*** Opening of Input material ***

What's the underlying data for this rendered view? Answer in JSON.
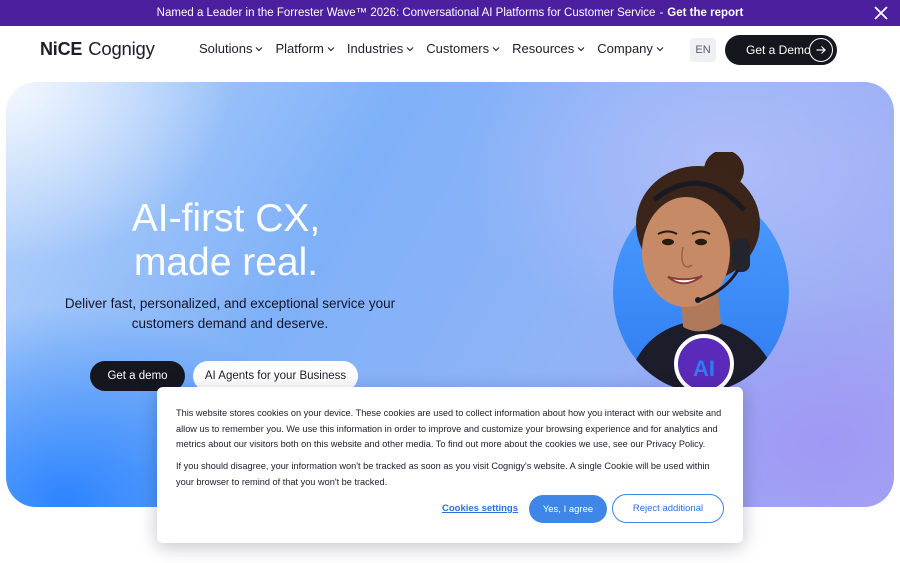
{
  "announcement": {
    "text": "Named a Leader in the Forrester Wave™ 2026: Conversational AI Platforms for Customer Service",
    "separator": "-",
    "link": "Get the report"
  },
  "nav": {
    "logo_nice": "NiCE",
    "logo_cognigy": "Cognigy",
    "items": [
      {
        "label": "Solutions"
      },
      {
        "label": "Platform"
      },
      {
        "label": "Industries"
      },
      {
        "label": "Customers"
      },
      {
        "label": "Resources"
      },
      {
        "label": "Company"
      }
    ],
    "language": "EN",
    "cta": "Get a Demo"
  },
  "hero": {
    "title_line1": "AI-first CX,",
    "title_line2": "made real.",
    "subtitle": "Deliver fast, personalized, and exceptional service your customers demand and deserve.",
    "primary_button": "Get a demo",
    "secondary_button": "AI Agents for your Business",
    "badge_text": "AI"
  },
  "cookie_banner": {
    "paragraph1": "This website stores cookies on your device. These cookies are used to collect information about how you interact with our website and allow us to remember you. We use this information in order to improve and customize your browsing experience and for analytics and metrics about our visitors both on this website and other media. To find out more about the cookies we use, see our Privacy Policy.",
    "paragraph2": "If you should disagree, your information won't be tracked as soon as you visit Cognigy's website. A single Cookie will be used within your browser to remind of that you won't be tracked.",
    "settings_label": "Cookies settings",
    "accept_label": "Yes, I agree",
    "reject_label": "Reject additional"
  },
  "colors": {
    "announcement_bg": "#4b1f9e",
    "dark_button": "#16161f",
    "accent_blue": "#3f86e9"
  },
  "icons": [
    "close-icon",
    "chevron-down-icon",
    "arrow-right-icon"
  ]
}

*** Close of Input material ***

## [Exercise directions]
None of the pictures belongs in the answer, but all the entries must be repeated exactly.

## [Exercise output]
What's the underlying data for this rendered view? Answer in JSON.
{
  "announcement": {
    "text": "Named a Leader in the Forrester Wave™ 2026: Conversational AI Platforms for Customer Service",
    "separator": "-",
    "link": "Get the report"
  },
  "nav": {
    "logo_nice": "NiCE",
    "logo_cognigy": "Cognigy",
    "items": [
      {
        "label": "Solutions"
      },
      {
        "label": "Platform"
      },
      {
        "label": "Industries"
      },
      {
        "label": "Customers"
      },
      {
        "label": "Resources"
      },
      {
        "label": "Company"
      }
    ],
    "language": "EN",
    "cta": "Get a Demo"
  },
  "hero": {
    "title_line1": "AI-first CX,",
    "title_line2": "made real.",
    "subtitle": "Deliver fast, personalized, and exceptional service your customers demand and deserve.",
    "primary_button": "Get a demo",
    "secondary_button": "AI Agents for your Business",
    "badge_text": "AI"
  },
  "cookie_banner": {
    "paragraph1": "This website stores cookies on your device. These cookies are used to collect information about how you interact with our website and allow us to remember you. We use this information in order to improve and customize your browsing experience and for analytics and metrics about our visitors both on this website and other media. To find out more about the cookies we use, see our Privacy Policy.",
    "paragraph2": "If you should disagree, your information won't be tracked as soon as you visit Cognigy's website. A single Cookie will be used within your browser to remind of that you won't be tracked.",
    "settings_label": "Cookies settings",
    "accept_label": "Yes, I agree",
    "reject_label": "Reject additional"
  },
  "colors": {
    "announcement_bg": "#4b1f9e",
    "dark_button": "#16161f",
    "accent_blue": "#3f86e9"
  },
  "icons": [
    "close-icon",
    "chevron-down-icon",
    "arrow-right-icon"
  ]
}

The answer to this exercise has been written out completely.